All creativity begins with the moment of conception.
That little piece of kindling that gets the fire going. That initial source of inspiration that takes on a life of its own. That single note from which the entire symphony grows. That single spark of life that signals an idea’s movement value, almost screaming to us, something wants to be built here.
And so, in this new blog series, I’m going to be deconstructing my favorite moments of conception from popular movies. Each post will contain a video clip from a different film, along with a series of lessons we can learn from the characters.
Today’sclipcomes from the sales scene in Walk The Line:
What can we learn?
Find something that has magic in it for you. Identity is a luxury
item. Due to historical, genetic, environmental and economic variables, not
everyone can afford to become who they are. Cash, however, was one of the lucky
ones. And I love this scene’s serendipitous juxtaposition of whatcompelshim, aka, watching the recording
session, and whatconstrains him,
aka, working as a door to door salesman. These profound moments of contrast

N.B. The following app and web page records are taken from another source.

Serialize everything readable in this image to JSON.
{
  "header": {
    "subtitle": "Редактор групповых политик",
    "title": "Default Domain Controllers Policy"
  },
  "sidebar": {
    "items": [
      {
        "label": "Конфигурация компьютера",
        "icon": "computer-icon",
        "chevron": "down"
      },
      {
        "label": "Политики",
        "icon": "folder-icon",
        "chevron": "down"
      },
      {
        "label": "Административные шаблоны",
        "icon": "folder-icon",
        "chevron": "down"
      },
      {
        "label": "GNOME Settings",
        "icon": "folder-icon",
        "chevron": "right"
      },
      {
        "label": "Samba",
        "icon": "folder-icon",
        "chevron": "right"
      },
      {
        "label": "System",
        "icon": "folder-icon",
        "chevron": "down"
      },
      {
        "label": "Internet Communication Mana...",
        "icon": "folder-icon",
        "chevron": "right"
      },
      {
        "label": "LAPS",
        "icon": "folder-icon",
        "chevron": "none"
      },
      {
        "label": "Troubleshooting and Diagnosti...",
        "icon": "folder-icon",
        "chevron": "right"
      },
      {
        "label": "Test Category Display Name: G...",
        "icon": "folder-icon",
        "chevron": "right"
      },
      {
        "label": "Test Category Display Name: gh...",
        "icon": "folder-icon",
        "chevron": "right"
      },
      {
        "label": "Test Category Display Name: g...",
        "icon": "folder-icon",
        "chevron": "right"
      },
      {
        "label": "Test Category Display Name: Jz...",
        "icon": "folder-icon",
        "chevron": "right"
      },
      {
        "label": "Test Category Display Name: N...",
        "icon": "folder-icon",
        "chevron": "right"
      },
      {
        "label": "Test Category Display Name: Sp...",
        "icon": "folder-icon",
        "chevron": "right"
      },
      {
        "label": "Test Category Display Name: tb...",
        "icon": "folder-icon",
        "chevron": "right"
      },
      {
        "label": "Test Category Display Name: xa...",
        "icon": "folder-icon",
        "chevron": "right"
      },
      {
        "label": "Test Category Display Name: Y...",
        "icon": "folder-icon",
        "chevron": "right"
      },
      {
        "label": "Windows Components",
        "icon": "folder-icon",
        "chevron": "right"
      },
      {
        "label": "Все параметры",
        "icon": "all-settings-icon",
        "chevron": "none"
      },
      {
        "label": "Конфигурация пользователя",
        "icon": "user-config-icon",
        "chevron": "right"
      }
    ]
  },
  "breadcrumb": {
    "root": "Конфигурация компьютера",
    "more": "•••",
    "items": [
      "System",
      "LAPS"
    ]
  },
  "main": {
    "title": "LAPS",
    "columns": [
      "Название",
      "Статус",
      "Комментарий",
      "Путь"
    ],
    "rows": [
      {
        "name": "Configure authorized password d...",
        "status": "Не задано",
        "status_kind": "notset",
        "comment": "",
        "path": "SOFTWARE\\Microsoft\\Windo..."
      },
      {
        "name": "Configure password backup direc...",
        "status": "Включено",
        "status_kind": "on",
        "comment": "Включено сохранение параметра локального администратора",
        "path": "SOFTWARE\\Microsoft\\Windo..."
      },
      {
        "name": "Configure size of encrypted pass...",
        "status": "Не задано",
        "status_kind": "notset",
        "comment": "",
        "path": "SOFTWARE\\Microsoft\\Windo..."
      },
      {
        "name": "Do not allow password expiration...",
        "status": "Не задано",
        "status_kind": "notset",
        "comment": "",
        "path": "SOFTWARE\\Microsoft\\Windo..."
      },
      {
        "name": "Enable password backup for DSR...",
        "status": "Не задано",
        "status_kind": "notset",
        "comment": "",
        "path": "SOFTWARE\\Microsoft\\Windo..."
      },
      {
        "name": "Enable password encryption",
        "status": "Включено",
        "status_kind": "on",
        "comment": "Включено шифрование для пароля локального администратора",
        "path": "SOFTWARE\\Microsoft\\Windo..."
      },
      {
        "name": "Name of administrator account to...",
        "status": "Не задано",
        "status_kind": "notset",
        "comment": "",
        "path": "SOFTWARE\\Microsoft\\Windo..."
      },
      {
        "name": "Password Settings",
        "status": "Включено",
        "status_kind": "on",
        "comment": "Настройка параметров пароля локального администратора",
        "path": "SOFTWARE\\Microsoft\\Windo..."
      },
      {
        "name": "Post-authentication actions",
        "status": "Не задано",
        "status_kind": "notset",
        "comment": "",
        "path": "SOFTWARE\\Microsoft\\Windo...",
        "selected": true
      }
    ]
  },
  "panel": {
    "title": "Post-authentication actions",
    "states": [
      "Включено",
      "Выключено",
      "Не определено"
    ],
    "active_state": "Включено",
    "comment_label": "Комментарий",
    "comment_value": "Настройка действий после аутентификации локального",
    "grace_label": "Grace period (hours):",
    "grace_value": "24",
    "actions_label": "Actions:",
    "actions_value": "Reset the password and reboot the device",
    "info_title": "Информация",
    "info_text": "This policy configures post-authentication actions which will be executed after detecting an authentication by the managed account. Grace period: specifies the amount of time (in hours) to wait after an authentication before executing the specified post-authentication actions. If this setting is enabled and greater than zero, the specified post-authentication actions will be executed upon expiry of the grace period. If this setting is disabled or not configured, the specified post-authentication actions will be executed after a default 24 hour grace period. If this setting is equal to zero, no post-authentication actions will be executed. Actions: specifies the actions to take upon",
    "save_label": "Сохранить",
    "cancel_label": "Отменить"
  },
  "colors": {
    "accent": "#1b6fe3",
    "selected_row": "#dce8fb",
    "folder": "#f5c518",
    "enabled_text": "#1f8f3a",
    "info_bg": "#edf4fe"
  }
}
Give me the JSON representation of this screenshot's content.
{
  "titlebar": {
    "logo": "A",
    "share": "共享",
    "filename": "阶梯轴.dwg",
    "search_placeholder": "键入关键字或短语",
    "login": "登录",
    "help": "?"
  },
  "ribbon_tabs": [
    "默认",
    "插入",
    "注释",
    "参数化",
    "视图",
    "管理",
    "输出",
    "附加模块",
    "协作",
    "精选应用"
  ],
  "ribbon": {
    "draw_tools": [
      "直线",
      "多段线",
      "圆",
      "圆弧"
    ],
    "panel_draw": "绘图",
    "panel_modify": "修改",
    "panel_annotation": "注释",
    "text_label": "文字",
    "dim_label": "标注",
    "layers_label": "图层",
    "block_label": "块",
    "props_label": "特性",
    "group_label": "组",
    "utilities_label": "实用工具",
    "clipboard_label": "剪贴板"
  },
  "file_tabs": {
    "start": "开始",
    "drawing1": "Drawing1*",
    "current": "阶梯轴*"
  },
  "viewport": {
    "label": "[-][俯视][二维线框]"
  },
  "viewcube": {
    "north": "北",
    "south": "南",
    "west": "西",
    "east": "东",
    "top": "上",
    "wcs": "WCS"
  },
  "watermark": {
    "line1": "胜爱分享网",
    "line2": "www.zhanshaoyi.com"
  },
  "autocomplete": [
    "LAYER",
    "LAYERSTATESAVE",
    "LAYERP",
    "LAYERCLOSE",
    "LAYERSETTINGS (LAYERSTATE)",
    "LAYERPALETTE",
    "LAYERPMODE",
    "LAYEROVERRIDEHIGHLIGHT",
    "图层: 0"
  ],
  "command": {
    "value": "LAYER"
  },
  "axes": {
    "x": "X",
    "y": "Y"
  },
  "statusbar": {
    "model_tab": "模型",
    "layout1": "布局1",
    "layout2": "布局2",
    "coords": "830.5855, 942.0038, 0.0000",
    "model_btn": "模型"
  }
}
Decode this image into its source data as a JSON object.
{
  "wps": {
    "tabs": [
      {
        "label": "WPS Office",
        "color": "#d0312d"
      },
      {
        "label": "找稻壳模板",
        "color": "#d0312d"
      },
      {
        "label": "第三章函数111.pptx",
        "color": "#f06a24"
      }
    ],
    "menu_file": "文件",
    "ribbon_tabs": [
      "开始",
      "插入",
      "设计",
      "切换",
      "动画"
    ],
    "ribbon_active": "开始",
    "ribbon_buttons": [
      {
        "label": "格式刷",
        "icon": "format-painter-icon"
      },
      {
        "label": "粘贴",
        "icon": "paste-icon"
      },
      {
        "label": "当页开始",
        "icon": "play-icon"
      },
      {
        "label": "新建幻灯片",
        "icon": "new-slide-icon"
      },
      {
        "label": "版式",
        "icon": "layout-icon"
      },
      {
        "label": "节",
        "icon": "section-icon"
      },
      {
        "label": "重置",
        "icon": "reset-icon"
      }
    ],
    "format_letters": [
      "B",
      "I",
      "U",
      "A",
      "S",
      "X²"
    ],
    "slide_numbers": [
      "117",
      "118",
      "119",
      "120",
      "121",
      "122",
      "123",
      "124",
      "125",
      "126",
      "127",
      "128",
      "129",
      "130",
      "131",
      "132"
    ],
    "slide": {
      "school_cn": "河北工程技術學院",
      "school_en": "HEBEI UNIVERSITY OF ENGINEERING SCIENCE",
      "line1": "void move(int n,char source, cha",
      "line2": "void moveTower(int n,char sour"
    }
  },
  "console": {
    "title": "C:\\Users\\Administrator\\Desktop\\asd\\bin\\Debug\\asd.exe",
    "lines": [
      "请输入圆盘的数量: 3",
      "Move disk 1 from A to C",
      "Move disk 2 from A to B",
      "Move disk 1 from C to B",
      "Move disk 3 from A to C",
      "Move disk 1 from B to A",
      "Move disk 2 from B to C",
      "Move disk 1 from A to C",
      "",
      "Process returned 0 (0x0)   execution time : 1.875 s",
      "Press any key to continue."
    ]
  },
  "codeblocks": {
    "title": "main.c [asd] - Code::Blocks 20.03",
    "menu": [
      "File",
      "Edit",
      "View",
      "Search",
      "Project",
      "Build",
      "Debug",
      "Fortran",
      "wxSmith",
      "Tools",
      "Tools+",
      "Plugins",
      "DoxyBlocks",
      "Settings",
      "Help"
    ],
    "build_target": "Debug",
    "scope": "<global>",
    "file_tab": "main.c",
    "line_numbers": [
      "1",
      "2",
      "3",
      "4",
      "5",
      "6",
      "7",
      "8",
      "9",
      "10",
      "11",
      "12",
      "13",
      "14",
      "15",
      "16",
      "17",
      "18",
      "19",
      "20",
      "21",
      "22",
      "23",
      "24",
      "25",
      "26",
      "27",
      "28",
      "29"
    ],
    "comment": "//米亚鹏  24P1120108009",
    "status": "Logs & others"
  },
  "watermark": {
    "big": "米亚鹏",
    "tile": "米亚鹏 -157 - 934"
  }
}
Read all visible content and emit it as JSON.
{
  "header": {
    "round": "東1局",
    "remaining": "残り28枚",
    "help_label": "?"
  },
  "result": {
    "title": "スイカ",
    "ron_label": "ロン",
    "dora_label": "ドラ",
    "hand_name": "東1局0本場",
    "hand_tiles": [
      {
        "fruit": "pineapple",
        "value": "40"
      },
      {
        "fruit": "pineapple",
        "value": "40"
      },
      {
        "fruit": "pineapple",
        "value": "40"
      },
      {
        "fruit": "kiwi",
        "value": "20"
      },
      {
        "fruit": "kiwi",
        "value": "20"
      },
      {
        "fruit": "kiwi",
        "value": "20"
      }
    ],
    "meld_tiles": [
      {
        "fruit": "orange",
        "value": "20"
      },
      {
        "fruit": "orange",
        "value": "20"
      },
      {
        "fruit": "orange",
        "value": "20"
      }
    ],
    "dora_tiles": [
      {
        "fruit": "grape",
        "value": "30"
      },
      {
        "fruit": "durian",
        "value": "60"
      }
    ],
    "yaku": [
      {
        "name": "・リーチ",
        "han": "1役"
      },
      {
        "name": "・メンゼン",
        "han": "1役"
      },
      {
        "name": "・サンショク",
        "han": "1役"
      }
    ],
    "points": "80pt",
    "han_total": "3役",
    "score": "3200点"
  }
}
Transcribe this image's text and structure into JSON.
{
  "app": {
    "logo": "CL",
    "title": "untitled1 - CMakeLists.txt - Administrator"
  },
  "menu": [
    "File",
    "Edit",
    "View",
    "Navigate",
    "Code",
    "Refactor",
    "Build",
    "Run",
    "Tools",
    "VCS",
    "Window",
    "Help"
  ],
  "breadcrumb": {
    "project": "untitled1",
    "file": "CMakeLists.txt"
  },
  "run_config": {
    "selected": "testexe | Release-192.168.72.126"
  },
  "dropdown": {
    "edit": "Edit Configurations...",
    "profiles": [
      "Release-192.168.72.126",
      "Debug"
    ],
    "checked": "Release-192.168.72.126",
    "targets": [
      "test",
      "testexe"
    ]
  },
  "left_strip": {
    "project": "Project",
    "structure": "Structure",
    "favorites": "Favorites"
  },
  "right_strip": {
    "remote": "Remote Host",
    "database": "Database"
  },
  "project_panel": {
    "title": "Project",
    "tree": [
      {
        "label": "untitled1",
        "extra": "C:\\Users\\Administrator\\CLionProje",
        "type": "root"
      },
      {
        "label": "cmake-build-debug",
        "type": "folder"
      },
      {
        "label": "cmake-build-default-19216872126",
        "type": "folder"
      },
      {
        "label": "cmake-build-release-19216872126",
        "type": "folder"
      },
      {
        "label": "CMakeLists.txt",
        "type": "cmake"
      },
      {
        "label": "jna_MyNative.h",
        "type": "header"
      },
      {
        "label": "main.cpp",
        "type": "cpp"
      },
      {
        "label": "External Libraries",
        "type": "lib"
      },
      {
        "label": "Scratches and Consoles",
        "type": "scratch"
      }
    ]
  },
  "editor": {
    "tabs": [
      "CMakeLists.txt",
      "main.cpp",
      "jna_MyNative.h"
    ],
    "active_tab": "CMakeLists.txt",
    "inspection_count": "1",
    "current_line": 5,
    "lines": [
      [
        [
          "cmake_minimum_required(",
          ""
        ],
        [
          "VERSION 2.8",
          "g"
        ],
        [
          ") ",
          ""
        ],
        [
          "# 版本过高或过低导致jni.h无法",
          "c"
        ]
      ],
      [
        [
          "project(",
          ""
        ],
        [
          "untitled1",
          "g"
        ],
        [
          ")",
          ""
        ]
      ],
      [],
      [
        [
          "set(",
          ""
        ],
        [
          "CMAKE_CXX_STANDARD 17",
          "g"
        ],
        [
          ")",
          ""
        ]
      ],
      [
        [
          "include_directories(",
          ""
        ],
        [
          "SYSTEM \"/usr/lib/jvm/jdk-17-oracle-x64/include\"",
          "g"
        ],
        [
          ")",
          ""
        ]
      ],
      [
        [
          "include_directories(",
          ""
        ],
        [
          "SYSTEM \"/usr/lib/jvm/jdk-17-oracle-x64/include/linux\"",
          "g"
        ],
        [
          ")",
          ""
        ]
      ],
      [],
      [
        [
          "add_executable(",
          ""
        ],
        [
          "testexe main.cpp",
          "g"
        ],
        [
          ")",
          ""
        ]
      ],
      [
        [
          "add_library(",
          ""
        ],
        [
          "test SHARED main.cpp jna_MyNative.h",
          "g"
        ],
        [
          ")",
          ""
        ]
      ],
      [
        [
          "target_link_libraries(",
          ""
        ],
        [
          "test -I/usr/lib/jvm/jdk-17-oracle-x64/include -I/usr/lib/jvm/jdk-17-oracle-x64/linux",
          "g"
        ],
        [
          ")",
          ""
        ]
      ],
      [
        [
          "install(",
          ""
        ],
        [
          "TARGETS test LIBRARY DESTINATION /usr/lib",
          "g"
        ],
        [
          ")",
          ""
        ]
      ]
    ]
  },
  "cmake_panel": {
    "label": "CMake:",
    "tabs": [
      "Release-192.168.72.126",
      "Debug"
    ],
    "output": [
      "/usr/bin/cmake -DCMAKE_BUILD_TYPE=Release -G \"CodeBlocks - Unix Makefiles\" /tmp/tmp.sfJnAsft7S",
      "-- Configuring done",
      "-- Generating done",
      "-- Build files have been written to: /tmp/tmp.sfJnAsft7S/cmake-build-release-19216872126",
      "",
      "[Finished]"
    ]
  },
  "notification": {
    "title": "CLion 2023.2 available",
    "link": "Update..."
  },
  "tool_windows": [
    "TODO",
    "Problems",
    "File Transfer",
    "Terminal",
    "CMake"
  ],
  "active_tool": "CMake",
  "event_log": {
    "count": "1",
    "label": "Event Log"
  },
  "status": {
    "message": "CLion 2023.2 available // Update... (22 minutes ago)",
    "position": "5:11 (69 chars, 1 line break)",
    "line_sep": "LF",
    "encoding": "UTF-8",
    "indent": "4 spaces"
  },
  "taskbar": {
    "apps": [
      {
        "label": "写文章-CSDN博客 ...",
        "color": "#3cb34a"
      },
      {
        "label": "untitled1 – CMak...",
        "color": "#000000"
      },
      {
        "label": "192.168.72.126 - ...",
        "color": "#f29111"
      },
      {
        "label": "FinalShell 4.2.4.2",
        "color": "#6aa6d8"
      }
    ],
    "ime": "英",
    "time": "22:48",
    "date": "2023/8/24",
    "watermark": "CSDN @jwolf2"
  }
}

happen to creators everyday. In fact, when I started my company out of college,
I worked a number of jobs to make ends meet, from waiting tables to selling
furniture to parking cars. All of which constrained rather than compelled me.
But after few years of accruing a massive debt to my artist, I couldn’t take it
anymore. I knew I was meant for something better. Something that had magic in
it for me. Something that allowed me to do my rightful work in the human
family. And eventually, despite the deafening chorus of wagging fingers and
raised eyebrows, I rode my creative horse into the sunset. Johnny would have
Make the word flesh. If
you pause the video, you’ll notice the words he scribbles aren’t orders for
home equipment, they’re song lyrics. Cash is interested in telling stories, not
making sales. What an iconic moment. Think about it. What artist hasn’t snuck away
from the mundane duties of their boring day job to squeeze in lyric here or a
drawing there? That very experience is where many of our best songs come from.
And what’s interesting is, the tune he’s writing is Get Rhythm,
a song about a shoeshine boy who uses rhythm to cope
with the tedious nature of his job. Get
rhythm when you get the blues, it only costs a dime, just a nickel a shoe, it
does a million dollars worth of good for you, get rhythm when you get the
blues. Sounds like it wad written from personal experience, huh? Cash knew
exactly what he was doing. Selling door to door was for the birds. Proving,
that just because we hold a day job to pay the bills, doesn’t mean the artistic
gland isn’t secreting the entire time. We just have to be smart enough to write
down what we feel.
Artists who don’t
sell, suffer.Three months and he ain’t sold squat.Bar none, the worst salesman he’d ever seen, says his business
partner. But that’s only because he didn’t believe in the merchandise. Johnny
was actually a brilliant businessman, he was just peddling the wrong product.
Kitchen appliances? Fat chance. But music? Look out. Give that man a guitar and
microphone, and he’ll close the sale every time. In fact, considering he had a
career that spanned almost five decades, won numerous awards in a variety of
categories, recorded tons of hit songs in multiple genres, influenced
generations of songwriters and was inducted into three major music halls of
fame, I think it’s safe to say he knew how to sell. He just needed the right
product. The point is, everybody sells. Everybody. It’s not the easiest or most
enjoyable part of the process, but without it, we’re just winking in the dark. Like
my mentor used to say, if you’re not there to sell, you’re just a visitor.
What’s your favorite movie moment of conception?